Entries shown:
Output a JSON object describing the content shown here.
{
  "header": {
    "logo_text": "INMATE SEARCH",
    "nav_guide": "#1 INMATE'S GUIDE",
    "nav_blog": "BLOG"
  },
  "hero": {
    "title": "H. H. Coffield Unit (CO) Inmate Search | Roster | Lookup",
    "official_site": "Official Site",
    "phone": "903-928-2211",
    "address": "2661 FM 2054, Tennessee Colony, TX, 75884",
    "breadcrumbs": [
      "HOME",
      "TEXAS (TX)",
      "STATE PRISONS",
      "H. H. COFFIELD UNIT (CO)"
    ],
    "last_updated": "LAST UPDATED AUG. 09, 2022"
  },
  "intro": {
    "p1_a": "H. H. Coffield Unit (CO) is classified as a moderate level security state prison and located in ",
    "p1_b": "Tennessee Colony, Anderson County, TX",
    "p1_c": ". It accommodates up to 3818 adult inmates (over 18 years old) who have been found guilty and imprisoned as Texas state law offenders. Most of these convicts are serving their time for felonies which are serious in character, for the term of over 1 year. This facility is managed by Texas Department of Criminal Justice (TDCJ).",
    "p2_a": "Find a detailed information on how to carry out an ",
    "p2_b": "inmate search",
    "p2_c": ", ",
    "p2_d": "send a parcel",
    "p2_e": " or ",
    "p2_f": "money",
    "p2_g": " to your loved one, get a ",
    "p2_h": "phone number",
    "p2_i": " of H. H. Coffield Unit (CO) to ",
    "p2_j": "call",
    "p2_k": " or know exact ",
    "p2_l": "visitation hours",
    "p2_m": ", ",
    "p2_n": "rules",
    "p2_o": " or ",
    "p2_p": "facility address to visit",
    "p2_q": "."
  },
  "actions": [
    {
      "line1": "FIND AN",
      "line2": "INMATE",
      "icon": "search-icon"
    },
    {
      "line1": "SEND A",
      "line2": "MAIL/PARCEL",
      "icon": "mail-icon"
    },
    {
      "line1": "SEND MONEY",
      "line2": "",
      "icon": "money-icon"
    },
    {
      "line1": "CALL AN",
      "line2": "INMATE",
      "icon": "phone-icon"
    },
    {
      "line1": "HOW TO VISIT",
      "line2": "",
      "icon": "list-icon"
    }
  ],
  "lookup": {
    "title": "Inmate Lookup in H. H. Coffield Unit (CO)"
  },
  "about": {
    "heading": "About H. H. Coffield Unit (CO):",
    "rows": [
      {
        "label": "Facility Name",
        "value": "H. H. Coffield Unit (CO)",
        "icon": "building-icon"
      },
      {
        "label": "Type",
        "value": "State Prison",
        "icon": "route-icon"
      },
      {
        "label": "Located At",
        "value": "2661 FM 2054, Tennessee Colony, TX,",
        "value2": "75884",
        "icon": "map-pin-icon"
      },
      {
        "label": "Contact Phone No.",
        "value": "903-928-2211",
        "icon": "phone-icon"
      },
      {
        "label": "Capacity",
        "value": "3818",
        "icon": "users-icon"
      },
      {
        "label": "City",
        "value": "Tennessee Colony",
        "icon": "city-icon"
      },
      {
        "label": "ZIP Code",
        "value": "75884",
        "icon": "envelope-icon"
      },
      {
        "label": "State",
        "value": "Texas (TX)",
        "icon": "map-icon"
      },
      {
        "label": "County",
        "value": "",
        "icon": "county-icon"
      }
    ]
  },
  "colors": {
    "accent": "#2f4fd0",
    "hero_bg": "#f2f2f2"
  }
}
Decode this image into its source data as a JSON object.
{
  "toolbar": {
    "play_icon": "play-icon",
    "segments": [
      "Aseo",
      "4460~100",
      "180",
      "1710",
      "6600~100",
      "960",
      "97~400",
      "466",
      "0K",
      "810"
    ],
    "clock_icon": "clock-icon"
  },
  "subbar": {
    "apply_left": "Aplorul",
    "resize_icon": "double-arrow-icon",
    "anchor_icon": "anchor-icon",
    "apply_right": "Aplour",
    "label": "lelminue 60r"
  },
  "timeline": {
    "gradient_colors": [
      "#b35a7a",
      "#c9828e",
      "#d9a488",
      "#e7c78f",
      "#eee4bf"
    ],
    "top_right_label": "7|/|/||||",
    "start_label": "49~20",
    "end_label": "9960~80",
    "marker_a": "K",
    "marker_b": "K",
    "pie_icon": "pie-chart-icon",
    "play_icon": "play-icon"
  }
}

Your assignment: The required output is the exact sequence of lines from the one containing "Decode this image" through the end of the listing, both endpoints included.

Reply to the task:
Decode this image into its source data as a JSON object.
{
  "toolbar": {
    "play_icon": "play-icon",
    "segments": [
      "Aseo",
      "4460~100",
      "180",
      "1710",
      "6600~100",
      "960",
      "97~400",
      "466",
      "0K",
      "810"
    ],
    "clock_icon": "clock-icon"
  },
  "subbar": {
    "apply_left": "Aplorul",
    "resize_icon": "double-arrow-icon",
    "anchor_icon": "anchor-icon",
    "apply_right": "Aplour",
    "label": "lelminue 60r"
  },
  "timeline": {
    "gradient_colors": [
      "#b35a7a",
      "#c9828e",
      "#d9a488",
      "#e7c78f",
      "#eee4bf"
    ],
    "top_right_label": "7|/|/||||",
    "start_label": "49~20",
    "end_label": "9960~80",
    "marker_a": "K",
    "marker_b": "K",
    "pie_icon": "pie-chart-icon",
    "play_icon": "play-icon"
  }
}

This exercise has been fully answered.